Until very recently, the M3 was split into two sections, with the gap plugged by a few miles of the A33 at Winchester. The 1920s Winchester Bypass, one of the oldest pieces of dual carriageway in the country, and with intermediate junctions controlled by traffic lights, was left to deal with all the M3's through traffic.
In the way of the M3's completion was St Catherine's Hill — a very ancient and very important hill fort. This was all eventually thrown to the wind, and the Highways Agency filled in the gap at a cost of many millions of pounds and the slicing of a six lane motorway around the foot of St Catherine's Hill. It helped drivers just fine, but incensed environmentalists to the extent that large-scale road construction is barely possible today, and new roads dare not use the blackened word 'motorway'.
There are still people to this day who boycott the new part, between junctions 10 and 11, even though the old Winchester Bypass has been removed and grassed over.
At its southern end, the M3 is fortunate enough to have its traffic effectively distributed by the M27, which kindly prevents all six lanes from piling into the northern suburbs of Southampton.
|Passes||Staines, Bracknell, Basingstoke, Winchester|

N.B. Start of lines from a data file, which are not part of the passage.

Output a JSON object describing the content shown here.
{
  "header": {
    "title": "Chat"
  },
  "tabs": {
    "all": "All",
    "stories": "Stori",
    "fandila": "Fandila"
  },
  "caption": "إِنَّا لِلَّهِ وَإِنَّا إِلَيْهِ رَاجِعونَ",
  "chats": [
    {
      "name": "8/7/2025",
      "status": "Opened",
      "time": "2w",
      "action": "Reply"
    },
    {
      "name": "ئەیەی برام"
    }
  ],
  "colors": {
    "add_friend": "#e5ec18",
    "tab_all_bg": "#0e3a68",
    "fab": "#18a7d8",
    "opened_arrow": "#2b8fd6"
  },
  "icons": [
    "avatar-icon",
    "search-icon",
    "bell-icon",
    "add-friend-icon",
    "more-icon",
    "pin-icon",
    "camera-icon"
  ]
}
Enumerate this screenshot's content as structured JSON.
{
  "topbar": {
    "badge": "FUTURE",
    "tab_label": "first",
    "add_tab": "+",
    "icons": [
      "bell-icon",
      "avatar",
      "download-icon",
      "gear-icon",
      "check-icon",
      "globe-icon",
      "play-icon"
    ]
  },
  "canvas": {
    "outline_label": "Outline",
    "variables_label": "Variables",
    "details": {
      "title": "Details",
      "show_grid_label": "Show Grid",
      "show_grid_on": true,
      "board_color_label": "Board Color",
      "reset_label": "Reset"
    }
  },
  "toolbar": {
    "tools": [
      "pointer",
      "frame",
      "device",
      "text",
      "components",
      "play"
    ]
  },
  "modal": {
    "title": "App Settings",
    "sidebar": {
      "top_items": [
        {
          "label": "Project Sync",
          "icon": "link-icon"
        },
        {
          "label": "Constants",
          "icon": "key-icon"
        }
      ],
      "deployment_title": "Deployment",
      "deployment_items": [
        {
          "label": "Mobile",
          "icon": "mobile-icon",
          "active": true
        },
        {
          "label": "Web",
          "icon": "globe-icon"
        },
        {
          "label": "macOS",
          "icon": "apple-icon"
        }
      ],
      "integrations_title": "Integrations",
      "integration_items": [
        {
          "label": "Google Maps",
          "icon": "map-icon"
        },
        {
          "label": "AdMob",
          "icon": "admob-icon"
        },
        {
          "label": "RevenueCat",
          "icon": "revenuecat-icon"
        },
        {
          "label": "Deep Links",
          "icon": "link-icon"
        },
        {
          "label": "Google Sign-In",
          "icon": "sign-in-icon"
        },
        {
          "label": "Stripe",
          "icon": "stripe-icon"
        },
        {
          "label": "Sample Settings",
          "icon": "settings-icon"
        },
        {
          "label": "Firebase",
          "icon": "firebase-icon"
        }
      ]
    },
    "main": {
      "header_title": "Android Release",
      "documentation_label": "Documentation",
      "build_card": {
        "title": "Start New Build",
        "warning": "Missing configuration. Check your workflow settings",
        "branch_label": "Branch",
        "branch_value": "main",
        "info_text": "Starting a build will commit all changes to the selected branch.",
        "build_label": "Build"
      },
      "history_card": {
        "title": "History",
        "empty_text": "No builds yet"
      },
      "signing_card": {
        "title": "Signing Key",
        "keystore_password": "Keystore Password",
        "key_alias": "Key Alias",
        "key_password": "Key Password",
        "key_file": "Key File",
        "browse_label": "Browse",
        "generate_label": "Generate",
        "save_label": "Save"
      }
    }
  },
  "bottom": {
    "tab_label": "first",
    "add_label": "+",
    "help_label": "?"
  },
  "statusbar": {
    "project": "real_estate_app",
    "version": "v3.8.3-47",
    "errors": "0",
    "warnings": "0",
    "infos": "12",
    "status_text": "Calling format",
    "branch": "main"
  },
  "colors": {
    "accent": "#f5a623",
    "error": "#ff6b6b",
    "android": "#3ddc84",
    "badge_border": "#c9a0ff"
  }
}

With thanks to Sam Borro, Ross Henderson, Johnny and James Denson for information in this section.